Data listing:

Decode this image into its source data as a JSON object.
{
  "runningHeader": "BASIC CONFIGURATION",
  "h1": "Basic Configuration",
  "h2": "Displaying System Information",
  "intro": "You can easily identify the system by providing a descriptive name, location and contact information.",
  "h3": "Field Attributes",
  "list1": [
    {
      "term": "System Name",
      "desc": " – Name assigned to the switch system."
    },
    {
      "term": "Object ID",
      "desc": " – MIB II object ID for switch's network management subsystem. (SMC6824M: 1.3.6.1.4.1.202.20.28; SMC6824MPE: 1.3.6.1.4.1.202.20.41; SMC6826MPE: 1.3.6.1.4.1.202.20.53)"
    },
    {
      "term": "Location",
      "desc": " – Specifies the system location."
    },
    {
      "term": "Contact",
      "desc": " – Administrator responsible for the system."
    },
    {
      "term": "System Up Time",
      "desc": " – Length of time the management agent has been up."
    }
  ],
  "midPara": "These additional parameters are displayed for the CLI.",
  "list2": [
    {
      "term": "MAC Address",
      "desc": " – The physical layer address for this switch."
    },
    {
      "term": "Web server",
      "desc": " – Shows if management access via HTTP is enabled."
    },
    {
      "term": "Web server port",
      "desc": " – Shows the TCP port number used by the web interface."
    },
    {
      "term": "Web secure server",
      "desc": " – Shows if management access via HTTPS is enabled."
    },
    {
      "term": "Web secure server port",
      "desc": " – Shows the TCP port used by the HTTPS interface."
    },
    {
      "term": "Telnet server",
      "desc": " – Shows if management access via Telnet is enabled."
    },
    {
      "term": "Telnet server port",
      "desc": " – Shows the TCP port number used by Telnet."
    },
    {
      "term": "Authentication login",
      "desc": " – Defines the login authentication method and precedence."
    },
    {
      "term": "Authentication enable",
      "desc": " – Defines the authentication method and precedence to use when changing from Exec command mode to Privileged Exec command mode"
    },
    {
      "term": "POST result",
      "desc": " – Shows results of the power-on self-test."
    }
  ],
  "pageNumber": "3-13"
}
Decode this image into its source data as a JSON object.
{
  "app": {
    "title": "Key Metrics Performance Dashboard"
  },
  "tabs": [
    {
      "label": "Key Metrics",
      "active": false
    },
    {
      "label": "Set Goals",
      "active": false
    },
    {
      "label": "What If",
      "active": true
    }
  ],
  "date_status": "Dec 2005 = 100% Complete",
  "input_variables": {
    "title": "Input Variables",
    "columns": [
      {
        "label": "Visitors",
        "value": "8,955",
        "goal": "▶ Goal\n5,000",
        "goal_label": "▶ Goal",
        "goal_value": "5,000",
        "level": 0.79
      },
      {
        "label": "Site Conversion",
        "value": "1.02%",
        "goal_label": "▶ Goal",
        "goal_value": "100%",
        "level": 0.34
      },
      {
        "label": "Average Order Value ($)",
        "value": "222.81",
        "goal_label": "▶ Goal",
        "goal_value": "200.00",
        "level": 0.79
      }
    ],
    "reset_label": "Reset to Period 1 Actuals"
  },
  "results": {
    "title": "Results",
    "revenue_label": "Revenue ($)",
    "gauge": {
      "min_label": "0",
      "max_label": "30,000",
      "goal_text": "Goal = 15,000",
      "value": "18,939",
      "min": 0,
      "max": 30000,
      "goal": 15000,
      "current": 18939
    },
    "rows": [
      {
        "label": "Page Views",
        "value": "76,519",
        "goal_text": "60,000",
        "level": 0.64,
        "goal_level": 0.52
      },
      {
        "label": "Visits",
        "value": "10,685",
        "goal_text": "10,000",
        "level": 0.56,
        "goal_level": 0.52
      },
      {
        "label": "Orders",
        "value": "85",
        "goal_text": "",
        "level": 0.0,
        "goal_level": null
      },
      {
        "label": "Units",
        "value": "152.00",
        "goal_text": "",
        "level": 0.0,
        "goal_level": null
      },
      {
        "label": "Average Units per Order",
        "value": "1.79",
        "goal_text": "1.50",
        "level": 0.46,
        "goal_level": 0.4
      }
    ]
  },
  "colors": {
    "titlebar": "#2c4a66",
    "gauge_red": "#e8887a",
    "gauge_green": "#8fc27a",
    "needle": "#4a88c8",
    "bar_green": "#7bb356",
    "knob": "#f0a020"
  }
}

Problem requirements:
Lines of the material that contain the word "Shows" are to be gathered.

Task solution:
      "desc": " – Shows if management access via HTTP is enabled."
      "desc": " – Shows the TCP port number used by the web interface."
      "desc": " – Shows if management access via HTTPS is enabled."
      "desc": " – Shows the TCP port used by the HTTPS interface."
      "desc": " – Shows if management access via Telnet is enabled."
      "desc": " – Shows the TCP port number used by Telnet."
      "desc": " – Shows results of the power-on self-test."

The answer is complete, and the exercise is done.